I am working on this last question!
Nice post! I’m not going to take issue too much with the Asch results, but am just popping in with a few references.
Claidière and Whiten (2012) have helpfully called the kind of conformity bias put forward by Boyd and Richerson (1985. Also, Henrich 2004) ‘hyperconformity bias’. I think this is a useful term that characterises the way in which, as they say: “the probability that an individual displays the behavior most frequent in the population is greater than the frequency of that behavior in the population” (p. 139) Claidière and Whiten (2012) also make some speculations about the kind of scenarios in which hyperconformity bias is likely to occur (with strong normative pressure), which is I think could be subject to further scrutiny. I think their conclusions about uncertainty require further analysis, in particular.
I also want to say that Tim Lewen’s forthcoming book (or maybe it’s out by now?) on cultural evolution has a sustained critique of the conformist learning literature, one that leans heavily on worries about the mechanisms underpinning conformist bias. Might be worth a look.
thank you for your input. I know the conformism papers from Claidière and Whiten, but I am perhaps less positive on their “hyperconformity” definition. I think I understand they proposed this terminology to be able to include in the definition of conformism the classic results from social psychology (as Asch’s ones), which would be excluded according to the Boyd and Richerson definition. However, in this way, they have to define things like “linear conformism” or “weak conformism” (which would be anti-conformism according to B&R!). This not only create confusion, but it seems to me also conceptually inaccurate. “Linear conformism”, for example, is, as I discuss in the post, random copying, so you do not need any bias at all to produce this effect! My impression is that, as in some other social psychology and animal behaviour works, “conformism” is somehow equate to generic social influence. I think this is not a good way to use the term.
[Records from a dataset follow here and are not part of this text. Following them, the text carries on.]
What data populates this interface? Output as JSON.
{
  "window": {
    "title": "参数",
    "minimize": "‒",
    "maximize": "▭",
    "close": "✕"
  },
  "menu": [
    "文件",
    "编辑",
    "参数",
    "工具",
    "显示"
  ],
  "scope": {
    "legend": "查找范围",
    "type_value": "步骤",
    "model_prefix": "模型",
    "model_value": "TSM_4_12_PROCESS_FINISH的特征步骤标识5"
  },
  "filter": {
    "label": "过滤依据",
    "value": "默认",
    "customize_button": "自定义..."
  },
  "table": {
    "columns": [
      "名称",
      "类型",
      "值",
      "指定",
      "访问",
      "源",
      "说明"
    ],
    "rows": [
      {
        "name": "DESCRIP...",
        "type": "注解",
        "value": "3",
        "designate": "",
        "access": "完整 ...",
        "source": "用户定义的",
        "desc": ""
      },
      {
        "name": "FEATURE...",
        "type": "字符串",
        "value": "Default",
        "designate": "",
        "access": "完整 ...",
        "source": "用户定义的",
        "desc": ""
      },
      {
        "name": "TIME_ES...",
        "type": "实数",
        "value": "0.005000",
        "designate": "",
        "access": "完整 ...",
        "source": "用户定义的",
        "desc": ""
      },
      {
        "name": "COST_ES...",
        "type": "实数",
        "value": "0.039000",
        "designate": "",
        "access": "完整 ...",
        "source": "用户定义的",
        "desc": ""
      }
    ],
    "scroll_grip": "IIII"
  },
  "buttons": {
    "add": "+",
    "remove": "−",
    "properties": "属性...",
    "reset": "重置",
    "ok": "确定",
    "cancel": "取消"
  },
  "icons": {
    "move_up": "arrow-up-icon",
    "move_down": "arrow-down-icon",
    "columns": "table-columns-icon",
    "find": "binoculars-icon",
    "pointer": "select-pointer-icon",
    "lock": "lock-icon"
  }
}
Regarding Tim Lewen’s book: I actually ordered it yesterday and I am very looking forward to start to read it! I absolutely agree (if this is what you are referring to…) that in the conformist learning literature there is confusion between levels, with sometime conformism linked to mechanisms, and sometimes to population outcomes (like B&R definition). As I quickly mentioned in my answer to Olivier’s comment, I am doing some modelling work about this exact topic, and I hope to have soon something more to say!